Taking a dump (metaphorically, that is)
As some of you know, I have been commuting between Mexico City and Mazatlán, both to try and get some writing and research done in the Capital, and to build relationships with other writers/editors/publishers to ensure a smooth transition in the future, when I expected I would have to take control of Editorial Wisemaz. In mid August, the majority owner suddenly decided to leave the business, which took me by complete surprise. Just working on the transfer of ownership, and handing the most immediate concerns (we have three books in process, and several overdue eBooks to get to press) has kept me in Mazatlán. Let’s put it this way… if Carlos Slim’s proposal for a 3-day, 11-hour work week was implemented, maybe I’d only be working two and a half jobs right now… none of which involve writing anything of my own, nor giving needed attention to the publishing company’s long-term needs… nor finding any serious time to write the Mexfiles.
While, once the legal transfer is completed (probably this coming week), Editorial Wisemaz will send out a press release. I expect I will be able to devote “SOME” time to things other than scrabbling for money, and dealing with contracts and printers and distributors. Like doing more than a massive “data dump” or just links on Mex Files.
But, here’s some of the stories and articles I would have written on, had I but world enough and time:
Mexico’s minimum wage… it’s the lowest in Latin America and, like miminum wages in all too many places, not in the least adequate to a maintaining a decent standard of living. Even the neo-liberal Economist admits this. As you’d expect, while grudgingly admitting it is much too low, The Christian Science Monitor sees the call for a higher wage as “leftist”.
The Middle Class: As Inca Kola News pointed out this last month, even those of us in Mexico making signficantly above the minimum wage, aren’t doing all that well in comparison with other Latin American nations. More on the Evolution of the Middle Class in Latin American from Argentina’s Universidad Nacional de La Plata in English.
The “Reforms“: But, whether it’s the middle class or the minimum wage worker, no one in Mexico, it seems, is happy Enrique Peña Nieto’s “reforms”. Pew Research (much to the consternation of the English-language mainstream media) discovered Peña Nieto is not seen as anything of a reformer, nor is EPN himself seen as an effective leader. As you would imagine, the voices on the left … Moreno (AMLO’s party)., columnist Martin Moreno in Sin Embargo and Javiar Sicilia all pile on. Sicilia’s article was translated into English for Mexico Voices. How much EPN’s seeming failures as a President have to do with lingering questions about his health ¿De qué está enfermo Peña Nieto? (Regeneración) is a question I’m not prepared to answer. Arturo Bris, writing in the Arizona Republic, argues the Reforms don’t go far enough.

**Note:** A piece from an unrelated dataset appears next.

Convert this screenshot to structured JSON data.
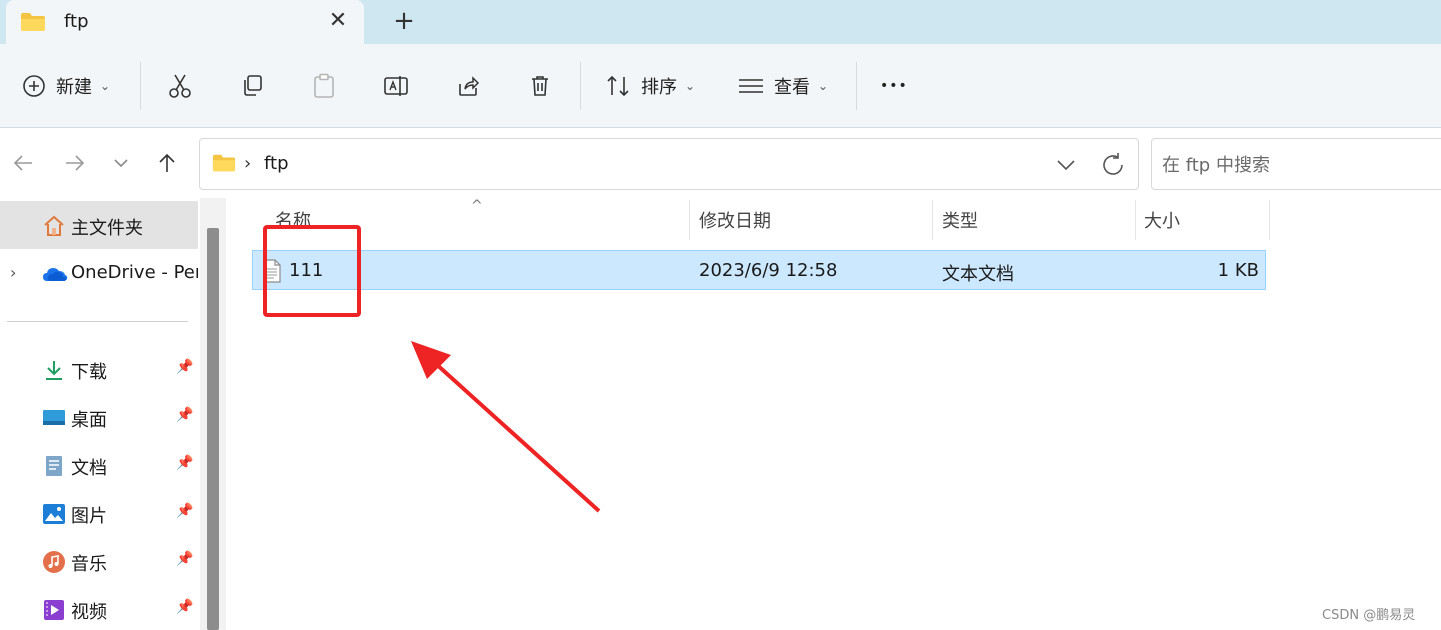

VAMPIRES!... That’s what Rudofo Acuña calls those who profit from the “illegal immigrants”. And he doesn’t mean the coyotes, but the multinationals and the “system. Migration, as you can imagine, has been all over the news, and I’m not sure where to begin. While there is some good news in that the right-wing CNS was in high dudgeon because “the Equal Employment Opportunity Commission (EEOC), entered into a Memorandum of Understanding (MOU) with the Mexican government to allow Mexican Nationals – regardless of immigration status – to ‘exercise their workplace rights’,” and some supposedly fruitful talks (but just talk) between Enrique Peña Nieto and California Governor Jerry Brown, the news from the U.S. border gets weirder and weirder. Last month it was sending the Texas National Guard to the Border (to go hungry, and get bored, apparently), and the on-going calls to incarcerate minors… which was supposedly “lunatic fringe”… though it now appears that even the allegedly grown-up Obama Administration is looking at “family detention centers”… i.e., concentration camps run for profit.
More posts (and “bookmark dumps”) tomorrow.